We caught up with Nick to talk about his unique beginnings, the evolution of his art, and future ambitions.

Originally you studied bronze sculpting in wilds Tasmania (which sounds as amazing as it does intriguing). What initially inspired you to pursue such a unique art medium? What do you remember about those early years in your artistic life?

It just so happens the local art school had a metal foundry where my dad worked. Before enrolling, my dad had already helped me cast a few things into bronze. It seemed like an impressive and slightly magical process. Initially I loved the construction of it, but after 3 years I’d started hating working in bronze; it was a heavy, loud, dusty, and many-staged process. While the results were impressive, the journey was tedious. When I graduated, I won the year’s sculpture award, and never looked at a piece of bronze again.

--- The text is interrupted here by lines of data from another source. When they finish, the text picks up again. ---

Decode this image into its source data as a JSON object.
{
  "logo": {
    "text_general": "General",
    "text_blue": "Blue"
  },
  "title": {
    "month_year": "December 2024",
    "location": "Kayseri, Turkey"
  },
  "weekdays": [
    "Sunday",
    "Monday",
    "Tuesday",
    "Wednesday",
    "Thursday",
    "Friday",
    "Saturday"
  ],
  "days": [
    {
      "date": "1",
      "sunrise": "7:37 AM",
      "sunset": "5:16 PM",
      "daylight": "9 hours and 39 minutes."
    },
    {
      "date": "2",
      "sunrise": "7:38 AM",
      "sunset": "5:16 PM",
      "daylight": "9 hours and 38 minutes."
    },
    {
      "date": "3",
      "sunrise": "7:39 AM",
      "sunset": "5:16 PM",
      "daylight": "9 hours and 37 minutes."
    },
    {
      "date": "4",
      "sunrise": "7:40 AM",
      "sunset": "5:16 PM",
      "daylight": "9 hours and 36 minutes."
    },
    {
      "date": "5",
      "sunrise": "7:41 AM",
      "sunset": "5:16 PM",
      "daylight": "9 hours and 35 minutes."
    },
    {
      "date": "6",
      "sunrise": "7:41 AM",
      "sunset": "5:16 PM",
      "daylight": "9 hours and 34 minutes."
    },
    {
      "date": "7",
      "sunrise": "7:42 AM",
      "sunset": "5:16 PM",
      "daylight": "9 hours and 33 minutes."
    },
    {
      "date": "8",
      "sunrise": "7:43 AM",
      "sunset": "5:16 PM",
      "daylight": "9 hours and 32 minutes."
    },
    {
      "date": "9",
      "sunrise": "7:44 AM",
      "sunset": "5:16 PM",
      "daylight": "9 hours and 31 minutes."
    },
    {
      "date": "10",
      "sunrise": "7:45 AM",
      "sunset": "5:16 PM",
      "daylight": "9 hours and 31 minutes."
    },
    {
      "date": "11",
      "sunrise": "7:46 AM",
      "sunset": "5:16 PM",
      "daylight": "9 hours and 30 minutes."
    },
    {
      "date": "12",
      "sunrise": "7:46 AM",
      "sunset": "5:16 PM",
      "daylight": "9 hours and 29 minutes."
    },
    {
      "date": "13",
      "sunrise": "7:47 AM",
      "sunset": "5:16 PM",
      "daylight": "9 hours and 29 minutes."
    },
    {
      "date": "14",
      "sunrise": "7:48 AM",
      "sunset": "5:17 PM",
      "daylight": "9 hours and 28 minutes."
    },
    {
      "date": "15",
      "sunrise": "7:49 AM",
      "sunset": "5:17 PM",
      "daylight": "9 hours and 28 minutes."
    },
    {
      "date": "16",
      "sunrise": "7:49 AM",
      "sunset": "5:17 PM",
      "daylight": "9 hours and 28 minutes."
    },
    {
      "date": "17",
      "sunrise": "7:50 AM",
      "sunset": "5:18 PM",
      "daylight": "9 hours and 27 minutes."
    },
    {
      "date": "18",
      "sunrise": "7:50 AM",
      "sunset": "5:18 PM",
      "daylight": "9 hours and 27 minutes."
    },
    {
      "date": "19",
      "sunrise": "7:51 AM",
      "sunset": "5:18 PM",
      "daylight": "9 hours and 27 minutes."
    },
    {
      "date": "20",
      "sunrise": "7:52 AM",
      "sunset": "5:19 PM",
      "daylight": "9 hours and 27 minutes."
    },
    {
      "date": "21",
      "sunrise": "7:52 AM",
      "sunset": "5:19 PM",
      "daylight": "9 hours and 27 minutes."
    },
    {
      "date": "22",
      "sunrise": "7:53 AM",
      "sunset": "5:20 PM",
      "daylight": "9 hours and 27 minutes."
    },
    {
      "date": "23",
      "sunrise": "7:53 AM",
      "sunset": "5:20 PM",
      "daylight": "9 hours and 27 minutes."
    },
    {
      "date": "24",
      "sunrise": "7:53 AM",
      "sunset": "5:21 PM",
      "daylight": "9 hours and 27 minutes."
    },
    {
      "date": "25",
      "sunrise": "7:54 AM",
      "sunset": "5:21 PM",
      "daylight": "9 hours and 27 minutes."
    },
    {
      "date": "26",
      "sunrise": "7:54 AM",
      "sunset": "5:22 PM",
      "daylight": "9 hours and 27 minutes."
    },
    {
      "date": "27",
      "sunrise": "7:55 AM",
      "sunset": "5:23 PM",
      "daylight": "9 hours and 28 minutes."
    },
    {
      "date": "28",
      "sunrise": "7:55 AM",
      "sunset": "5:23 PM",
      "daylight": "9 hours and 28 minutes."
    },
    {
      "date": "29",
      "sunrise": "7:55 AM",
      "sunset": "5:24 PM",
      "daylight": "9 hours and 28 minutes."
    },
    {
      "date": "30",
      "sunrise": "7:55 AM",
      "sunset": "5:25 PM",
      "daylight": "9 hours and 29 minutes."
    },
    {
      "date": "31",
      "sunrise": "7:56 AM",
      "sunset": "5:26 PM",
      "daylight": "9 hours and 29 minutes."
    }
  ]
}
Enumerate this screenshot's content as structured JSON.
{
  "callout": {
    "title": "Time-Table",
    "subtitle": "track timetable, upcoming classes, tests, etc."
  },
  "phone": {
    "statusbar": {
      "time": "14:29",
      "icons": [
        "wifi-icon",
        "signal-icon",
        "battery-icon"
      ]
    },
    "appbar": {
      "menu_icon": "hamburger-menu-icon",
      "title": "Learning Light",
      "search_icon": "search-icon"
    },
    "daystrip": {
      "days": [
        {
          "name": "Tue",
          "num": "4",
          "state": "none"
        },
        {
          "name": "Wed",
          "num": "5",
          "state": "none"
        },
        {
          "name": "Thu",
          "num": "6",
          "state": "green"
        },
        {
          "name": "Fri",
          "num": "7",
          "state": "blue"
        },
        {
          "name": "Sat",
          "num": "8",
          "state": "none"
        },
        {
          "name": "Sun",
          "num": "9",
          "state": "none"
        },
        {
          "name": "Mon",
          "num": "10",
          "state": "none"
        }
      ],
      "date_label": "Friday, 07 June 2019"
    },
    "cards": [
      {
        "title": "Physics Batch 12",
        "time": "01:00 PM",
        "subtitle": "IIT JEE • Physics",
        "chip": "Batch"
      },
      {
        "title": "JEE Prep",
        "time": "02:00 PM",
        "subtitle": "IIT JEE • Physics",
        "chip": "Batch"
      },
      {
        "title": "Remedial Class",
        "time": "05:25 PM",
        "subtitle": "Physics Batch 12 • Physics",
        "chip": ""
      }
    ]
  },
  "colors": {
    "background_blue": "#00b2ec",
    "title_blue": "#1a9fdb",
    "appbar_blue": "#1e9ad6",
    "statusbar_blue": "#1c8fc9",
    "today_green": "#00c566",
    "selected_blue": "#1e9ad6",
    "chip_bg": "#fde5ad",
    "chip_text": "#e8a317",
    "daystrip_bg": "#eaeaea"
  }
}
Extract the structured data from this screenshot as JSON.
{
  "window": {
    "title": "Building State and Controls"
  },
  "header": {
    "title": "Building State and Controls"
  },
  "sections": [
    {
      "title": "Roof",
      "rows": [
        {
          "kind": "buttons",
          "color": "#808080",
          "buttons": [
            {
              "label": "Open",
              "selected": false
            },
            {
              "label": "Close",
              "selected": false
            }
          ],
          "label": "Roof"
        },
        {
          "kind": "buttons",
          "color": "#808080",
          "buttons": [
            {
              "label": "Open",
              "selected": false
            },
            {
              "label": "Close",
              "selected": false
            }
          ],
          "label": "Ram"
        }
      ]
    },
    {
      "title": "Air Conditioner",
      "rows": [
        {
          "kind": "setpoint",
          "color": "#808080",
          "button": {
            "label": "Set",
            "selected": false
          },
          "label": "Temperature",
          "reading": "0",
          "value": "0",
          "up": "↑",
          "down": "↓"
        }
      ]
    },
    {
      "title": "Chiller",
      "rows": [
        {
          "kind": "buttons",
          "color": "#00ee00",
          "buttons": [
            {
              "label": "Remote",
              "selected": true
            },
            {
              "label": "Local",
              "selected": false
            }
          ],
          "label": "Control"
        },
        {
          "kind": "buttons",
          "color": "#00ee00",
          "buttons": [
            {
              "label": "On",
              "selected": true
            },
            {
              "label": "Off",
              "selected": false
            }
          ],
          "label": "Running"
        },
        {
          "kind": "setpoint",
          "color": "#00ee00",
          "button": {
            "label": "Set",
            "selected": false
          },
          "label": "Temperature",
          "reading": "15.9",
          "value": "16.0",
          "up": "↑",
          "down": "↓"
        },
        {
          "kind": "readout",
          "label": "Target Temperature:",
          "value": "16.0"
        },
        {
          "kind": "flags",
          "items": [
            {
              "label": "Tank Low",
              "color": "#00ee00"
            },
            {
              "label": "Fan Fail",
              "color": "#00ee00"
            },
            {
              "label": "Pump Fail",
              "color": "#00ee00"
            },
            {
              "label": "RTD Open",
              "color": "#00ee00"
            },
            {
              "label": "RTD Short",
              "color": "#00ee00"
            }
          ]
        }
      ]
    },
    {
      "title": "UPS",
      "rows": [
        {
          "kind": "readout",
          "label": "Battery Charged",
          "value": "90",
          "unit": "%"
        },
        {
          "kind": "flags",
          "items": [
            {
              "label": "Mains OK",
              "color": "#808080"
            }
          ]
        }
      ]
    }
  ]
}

After moving to London you rekindled your love for art and started developing the practise that would eventually lead to your signature style. What was it about being in London that got you back in art and lead to such a huge change in medium?

I left art school hating the skill I’d spent 3 years studying, and thinking I had nothing big and important to say in my art. So for a while I felt like I had no interest or reason to make anything.

And the idea that you could take illustration, lowbrow art, or street art just as seriously hadn’t occurred to me. Once I started hanging out with people who were in these scenes, I became aware of other ways and other reasons to make art. Most importantly, I’d realised that being creative needed to be a personal thing that fit into my life. I gradually started drawing again, which eventually led to commissions, character design, exhibitions, etc. After a while I started to experiment with watercolour, and acrylics, leading to where I am now.

Your work depicts amazing images of meticulously rendered creatures and textured skeletal characters entangled in ritualistic compositions. What inspires the subject matter of your work?

I like trying to draw things that no one has ever seen before. Hopefully creating an interesting, yet uneasy atmosphere. A lot of the time I draw things that feel like they’d be fun to draw. Primarily I like the forms you find in nature.

Looking at any one of your pieces, it is clear that your process is a labour of love. The amount of details and subtly in definitions of light is mind boggling. Outside of the finished pieces, what type of joy/satisfaction do you get from such a time consuming practise? Is there a specific way you stay entertained during your process (whether it be music, podcasts, or TV shows)?

Yeah, it takes ages. And I’m always trying to find quicker ways of doing things. I thought painting with acrylic would speed up my process. But the result is that I just spend longer painting more complicated things. The main goal is trying to make the elements look somewhat authentic and believable. Not necessarily in a photo realistic sense –I don’t have the patience or interest in that– but more so that the characters and scenes are rendered in a way that looks like they do exist somehow and somewhere.

Music is the most important thing while painting. I don’t think I could paint so much without it. TV is too distracting, and pod casts are great but stop my brain from wandering.

Having exhibited around the world, work published in several highly regarded publications and collaborated with huge international brands, your career is already full of highlights. What else do feel like you want to achieve? 

I’d love the scope to make much bigger paintings. But with my level of detail, I’d need a lot of time to get something finished. Unfortunately deadlines, and paying rent, dictate a quick turn around.

If you could go back to the start of your life as an artist, would you do anything differently?

I’d tell myself to make the work I enjoy making – not the work I think I should be making. And I’d force myself to use paint. I used to hate the stuff, but now I love it

 

Check out more info on Nick here. Follow Nick @showchicken

October 15, 2018
Editors Pick